Problem requirements:
Copy, from the material below, each line that contains the word "close".
Extracted information section start
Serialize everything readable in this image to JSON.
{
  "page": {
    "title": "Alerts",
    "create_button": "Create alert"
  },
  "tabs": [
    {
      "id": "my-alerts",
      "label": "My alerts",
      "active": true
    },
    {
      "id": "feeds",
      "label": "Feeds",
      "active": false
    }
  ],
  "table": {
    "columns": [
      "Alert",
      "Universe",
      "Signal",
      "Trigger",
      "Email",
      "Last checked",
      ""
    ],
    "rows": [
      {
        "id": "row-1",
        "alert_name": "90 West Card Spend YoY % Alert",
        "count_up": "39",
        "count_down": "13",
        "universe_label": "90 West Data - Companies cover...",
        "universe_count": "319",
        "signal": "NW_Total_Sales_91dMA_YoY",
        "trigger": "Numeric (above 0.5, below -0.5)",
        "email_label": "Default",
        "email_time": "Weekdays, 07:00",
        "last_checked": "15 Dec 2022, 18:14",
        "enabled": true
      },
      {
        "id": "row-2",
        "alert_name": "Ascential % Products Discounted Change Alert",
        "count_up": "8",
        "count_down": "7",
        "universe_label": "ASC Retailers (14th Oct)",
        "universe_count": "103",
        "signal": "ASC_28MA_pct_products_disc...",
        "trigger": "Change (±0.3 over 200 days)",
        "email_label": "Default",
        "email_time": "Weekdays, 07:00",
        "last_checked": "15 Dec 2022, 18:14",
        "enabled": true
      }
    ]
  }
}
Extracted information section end
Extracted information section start
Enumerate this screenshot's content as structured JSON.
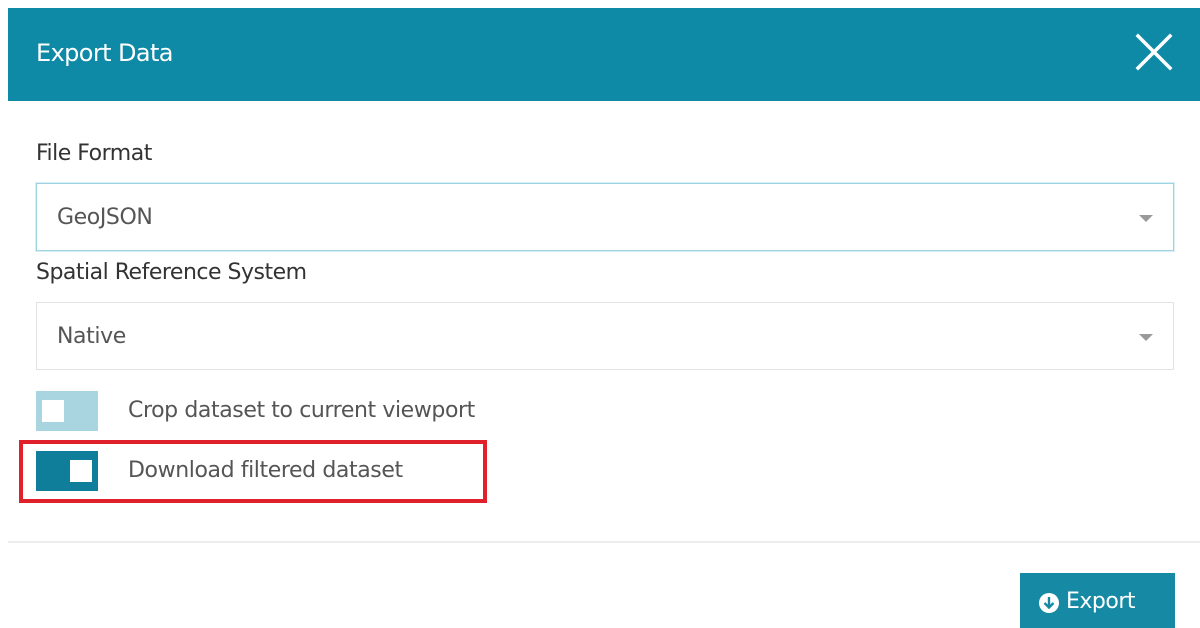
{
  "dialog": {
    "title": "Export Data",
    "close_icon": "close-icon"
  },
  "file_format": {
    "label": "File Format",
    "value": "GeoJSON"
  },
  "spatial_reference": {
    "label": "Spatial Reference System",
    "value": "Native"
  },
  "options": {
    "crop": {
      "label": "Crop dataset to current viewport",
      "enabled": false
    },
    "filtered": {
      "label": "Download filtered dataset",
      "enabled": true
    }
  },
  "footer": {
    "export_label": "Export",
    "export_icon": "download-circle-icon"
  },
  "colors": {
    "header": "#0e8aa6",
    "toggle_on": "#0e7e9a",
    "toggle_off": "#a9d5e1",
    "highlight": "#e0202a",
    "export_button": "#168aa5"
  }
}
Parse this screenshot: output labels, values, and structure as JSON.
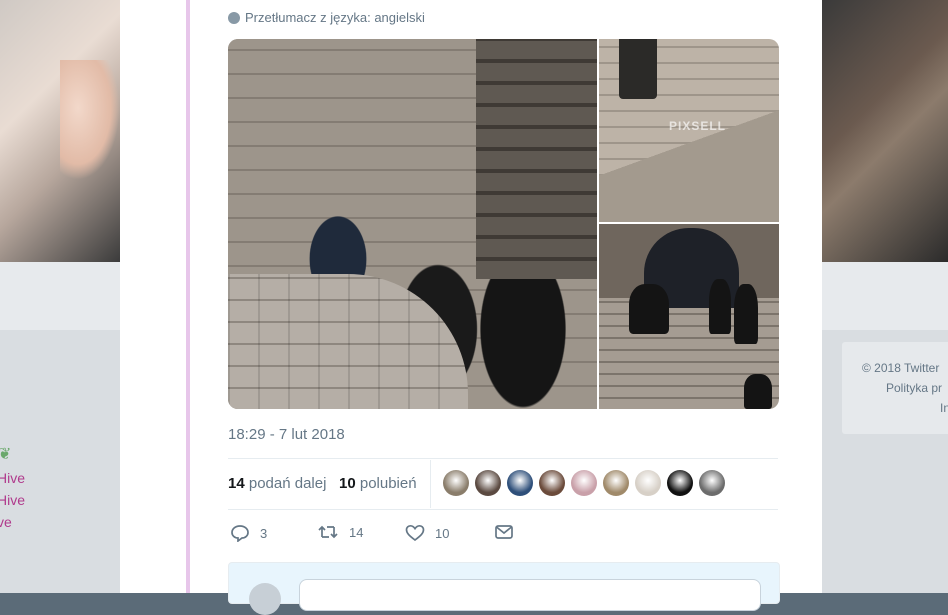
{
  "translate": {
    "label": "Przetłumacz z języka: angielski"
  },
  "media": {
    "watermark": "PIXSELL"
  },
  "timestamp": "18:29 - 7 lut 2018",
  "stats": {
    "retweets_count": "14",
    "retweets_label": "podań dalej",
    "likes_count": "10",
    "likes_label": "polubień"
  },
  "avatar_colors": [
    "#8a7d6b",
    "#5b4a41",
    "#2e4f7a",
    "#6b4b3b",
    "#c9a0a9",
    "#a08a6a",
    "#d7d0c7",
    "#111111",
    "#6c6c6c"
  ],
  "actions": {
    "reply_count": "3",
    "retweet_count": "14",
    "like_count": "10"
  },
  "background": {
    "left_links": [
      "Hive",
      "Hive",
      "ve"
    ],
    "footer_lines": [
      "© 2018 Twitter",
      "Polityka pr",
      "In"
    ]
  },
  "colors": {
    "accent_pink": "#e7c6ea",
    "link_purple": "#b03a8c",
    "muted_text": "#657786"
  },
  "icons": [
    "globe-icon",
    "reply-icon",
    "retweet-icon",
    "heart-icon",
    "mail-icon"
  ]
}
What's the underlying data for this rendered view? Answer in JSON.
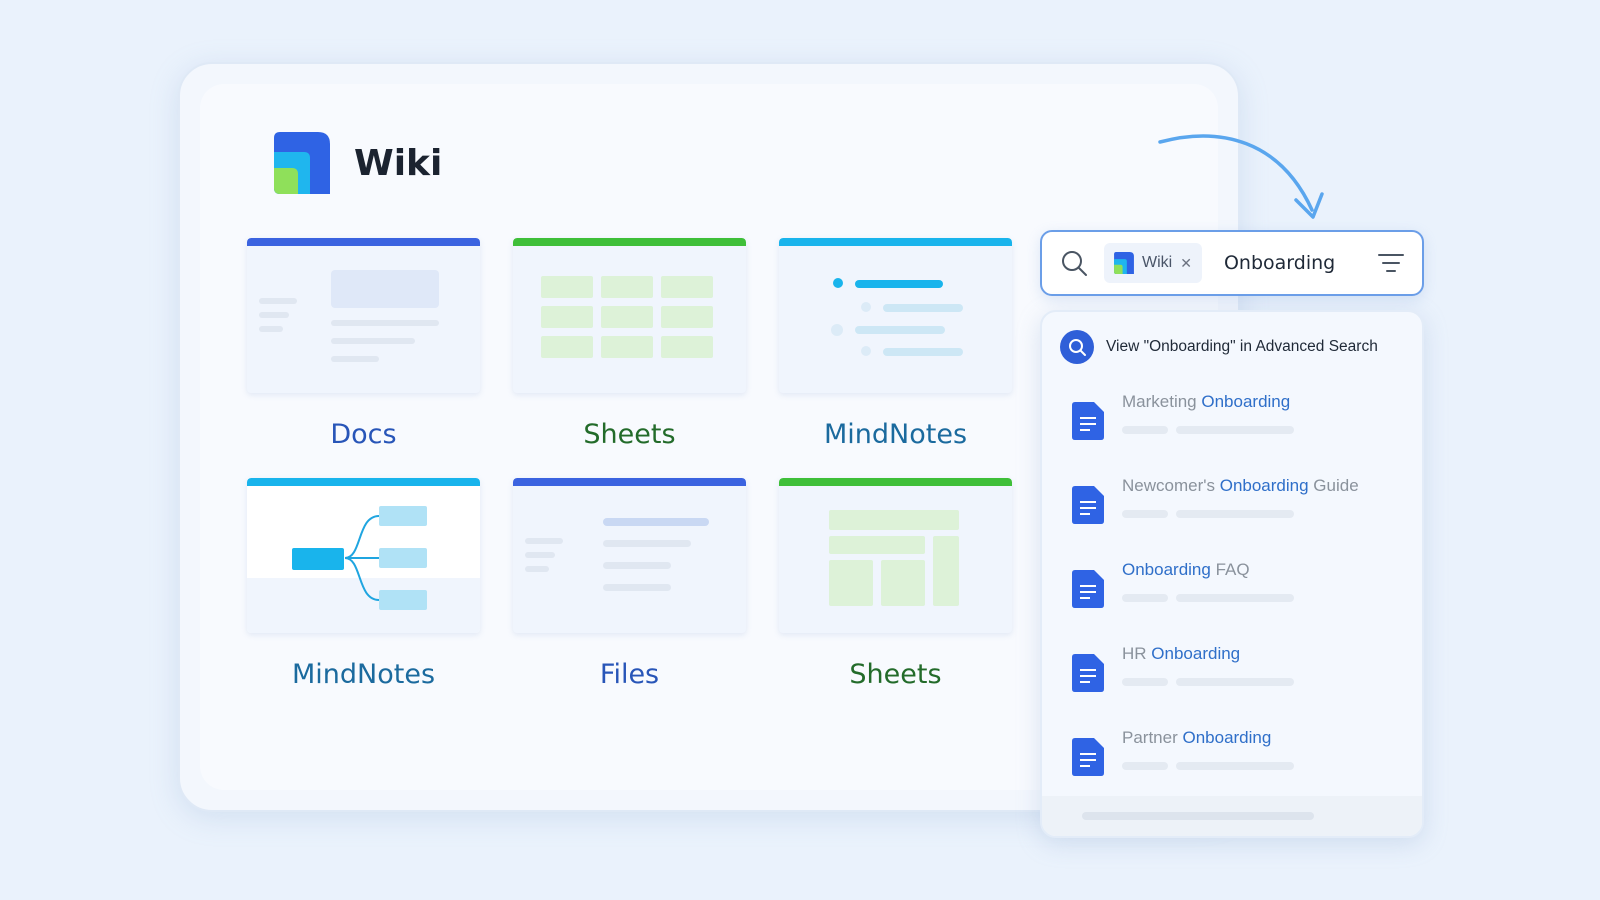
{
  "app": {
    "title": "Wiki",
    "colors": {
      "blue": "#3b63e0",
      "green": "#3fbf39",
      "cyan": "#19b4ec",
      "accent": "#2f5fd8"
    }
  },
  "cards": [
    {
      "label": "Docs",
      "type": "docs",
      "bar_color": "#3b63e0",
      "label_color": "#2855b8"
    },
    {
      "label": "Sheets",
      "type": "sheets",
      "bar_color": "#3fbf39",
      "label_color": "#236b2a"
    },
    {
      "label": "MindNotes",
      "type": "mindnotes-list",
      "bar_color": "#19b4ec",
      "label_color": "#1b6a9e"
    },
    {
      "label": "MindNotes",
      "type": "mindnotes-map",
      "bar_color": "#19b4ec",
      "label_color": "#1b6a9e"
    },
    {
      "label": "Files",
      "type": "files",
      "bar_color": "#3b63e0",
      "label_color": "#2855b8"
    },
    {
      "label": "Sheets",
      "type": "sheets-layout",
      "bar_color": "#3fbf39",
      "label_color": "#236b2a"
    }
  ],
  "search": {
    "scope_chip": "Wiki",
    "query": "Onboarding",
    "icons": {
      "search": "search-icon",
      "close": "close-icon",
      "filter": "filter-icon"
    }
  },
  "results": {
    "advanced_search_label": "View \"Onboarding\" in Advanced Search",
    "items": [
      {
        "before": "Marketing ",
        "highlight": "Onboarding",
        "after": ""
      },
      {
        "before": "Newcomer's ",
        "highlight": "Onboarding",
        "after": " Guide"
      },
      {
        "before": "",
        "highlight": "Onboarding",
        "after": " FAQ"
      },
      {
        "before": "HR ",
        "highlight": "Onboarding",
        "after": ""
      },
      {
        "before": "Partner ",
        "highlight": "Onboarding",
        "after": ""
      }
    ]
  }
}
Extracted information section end
Result:
    "close_icon": "close-icon"
      "close": "close-icon",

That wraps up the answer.